Through lawyer Harun Ndubi, the woman told a Nairobi court yesterday that the reasons given by Mr Mwiti as to why his trial should not proceed were unsatisfactory.
Mr Mwiti had moved to the High Court seeking to stop his prosecution and obtained orders stopping the start of the trial.
He claims that the criminal trial against him would not be carried out fairly because the woman is being represented by lawyers under the Victim Protection Act, with the aim of taking over the role of prosecuting the case instead of leaving it to the prosecution.
But Mr Ndubi told court that Mr Mwiti has a right to be represented in the trial, to know the evidence going to be used against him and that the Victim Protection Act would not undermine his right to a fair trial.
“Fair trial is not only in relation to the accused but all players in the criminal justice system,” Mr Ndubi argued.
If the High Court were to stop the prosecution of the MP, it would be an abuse of the judicial process and complaints raised by Mr Mwiti could equally be tackled by the trial court, he added.

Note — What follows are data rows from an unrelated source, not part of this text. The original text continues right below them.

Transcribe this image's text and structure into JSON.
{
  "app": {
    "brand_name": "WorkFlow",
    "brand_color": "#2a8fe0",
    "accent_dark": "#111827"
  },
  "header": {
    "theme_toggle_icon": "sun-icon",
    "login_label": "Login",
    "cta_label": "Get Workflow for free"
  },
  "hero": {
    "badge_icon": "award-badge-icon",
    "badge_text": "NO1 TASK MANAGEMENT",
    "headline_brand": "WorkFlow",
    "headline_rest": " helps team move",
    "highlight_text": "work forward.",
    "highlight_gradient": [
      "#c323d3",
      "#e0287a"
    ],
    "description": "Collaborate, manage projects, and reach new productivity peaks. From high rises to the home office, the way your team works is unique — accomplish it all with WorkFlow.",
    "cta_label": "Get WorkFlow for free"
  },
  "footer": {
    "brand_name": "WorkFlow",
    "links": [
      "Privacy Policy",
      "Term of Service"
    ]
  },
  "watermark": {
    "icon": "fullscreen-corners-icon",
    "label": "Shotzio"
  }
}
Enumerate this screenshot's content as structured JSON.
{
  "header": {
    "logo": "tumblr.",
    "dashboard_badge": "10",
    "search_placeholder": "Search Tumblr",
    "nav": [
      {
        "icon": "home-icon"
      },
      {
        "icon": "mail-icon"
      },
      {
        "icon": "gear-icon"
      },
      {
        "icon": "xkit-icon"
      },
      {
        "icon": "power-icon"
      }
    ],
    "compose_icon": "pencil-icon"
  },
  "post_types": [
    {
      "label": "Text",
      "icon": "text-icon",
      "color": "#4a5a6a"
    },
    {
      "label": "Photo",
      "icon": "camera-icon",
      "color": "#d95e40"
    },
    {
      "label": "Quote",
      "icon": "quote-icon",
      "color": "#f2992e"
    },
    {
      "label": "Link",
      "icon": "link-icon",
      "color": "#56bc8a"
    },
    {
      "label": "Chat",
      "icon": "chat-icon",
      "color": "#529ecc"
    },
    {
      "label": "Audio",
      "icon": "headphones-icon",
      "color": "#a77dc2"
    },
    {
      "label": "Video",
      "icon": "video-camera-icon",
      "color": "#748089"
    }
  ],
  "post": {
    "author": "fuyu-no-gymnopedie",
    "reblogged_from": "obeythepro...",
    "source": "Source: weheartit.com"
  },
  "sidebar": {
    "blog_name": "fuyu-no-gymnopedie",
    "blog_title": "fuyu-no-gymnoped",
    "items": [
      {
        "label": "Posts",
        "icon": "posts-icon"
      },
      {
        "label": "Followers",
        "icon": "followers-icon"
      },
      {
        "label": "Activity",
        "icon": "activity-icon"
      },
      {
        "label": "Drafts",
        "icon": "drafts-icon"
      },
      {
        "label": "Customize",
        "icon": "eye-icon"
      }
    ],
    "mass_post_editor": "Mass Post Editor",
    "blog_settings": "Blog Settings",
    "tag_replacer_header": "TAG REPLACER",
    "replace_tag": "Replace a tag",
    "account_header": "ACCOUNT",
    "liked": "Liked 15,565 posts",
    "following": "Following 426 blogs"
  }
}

Mr John Khaminwa, for the MP, had earlier told court that the politician had complained about negative publicity over the allegations he is facing even before the matter was taken to court, a claim the woman dismissed as baseless.
The fact that Mr Mwiti has a co-accused, who was facing allegations relating to aiding him to conduct an HIV test on the woman without her consent, was also an issue of public interest, hence the need for the Victim Protection Act to be enforced in his trial, Mr Ndubi said.
The hearing continues.